# Work to complete
For the material that follows, list every line containing the word "legend".
[Start of section]
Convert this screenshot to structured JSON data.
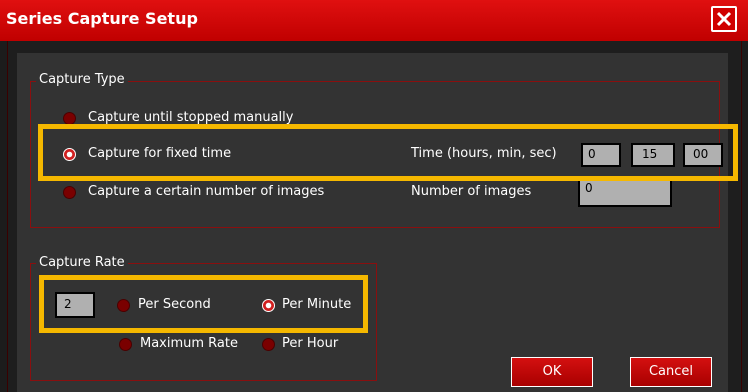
{
  "window": {
    "title": "Series Capture Setup"
  },
  "capture_type": {
    "legend": "Capture Type",
    "options": [
      {
        "label": "Capture until stopped manually",
        "selected": false
      },
      {
        "label": "Capture for fixed time",
        "selected": true
      },
      {
        "label": "Capture a certain number of images",
        "selected": false
      }
    ],
    "time_label": "Time (hours, min, sec)",
    "time_hours": "0",
    "time_minutes": "15",
    "time_seconds": "00",
    "images_label": "Number of images",
    "images_value": "0"
  },
  "capture_rate": {
    "legend": "Capture Rate",
    "value": "2",
    "options": [
      {
        "label": "Per Second",
        "selected": false
      },
      {
        "label": "Per Minute",
        "selected": true
      },
      {
        "label": "Maximum Rate",
        "selected": false
      },
      {
        "label": "Per Hour",
        "selected": false
      }
    ]
  },
  "buttons": {
    "ok": "OK",
    "cancel": "Cancel"
  },
  "colors": {
    "titlebar": "#d00000",
    "highlight": "#f5b800",
    "group_border": "#8a0f0f",
    "button": "#c00000"
  }
}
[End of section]
# Written response
    "legend": "Capture Type",
    "legend": "Capture Rate",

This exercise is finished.